_TRY IT_
Give the number of lines in the records below that include the word "artist", and add nothing to it.

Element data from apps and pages
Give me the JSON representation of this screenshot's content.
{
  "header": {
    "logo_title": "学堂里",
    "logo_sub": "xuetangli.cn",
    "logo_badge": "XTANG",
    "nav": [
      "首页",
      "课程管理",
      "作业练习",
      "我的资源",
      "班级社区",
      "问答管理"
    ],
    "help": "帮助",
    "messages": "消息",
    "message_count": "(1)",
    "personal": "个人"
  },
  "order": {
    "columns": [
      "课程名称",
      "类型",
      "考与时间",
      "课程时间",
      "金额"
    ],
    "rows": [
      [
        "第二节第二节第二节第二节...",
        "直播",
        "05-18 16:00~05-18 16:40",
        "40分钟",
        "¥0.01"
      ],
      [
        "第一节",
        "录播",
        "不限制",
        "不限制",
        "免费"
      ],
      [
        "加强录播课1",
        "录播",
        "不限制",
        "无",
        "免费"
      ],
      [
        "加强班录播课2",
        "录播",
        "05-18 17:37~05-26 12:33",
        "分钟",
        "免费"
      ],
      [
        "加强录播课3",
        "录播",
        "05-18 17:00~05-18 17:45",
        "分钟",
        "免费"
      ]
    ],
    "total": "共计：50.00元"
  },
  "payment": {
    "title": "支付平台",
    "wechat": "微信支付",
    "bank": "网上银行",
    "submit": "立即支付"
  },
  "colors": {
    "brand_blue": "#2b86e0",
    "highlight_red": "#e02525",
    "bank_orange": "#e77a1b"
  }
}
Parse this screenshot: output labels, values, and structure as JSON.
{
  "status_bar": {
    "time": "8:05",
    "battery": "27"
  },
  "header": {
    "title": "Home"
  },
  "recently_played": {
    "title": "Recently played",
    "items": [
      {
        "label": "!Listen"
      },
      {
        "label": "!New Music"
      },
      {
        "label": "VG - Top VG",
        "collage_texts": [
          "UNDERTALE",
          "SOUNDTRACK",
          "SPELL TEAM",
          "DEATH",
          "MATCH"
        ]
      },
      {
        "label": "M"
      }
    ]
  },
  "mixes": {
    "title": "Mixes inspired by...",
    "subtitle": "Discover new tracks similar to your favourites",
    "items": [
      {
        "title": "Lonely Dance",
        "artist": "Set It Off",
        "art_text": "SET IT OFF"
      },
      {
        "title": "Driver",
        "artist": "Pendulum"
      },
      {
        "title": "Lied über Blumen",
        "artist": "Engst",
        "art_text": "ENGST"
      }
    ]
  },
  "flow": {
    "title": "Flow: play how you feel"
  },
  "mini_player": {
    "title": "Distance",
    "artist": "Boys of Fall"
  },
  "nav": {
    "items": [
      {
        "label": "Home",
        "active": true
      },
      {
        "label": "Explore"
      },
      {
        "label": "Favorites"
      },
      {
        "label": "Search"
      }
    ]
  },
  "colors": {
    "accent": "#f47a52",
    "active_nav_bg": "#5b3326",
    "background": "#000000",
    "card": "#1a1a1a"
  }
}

_ANSWER BOX_
4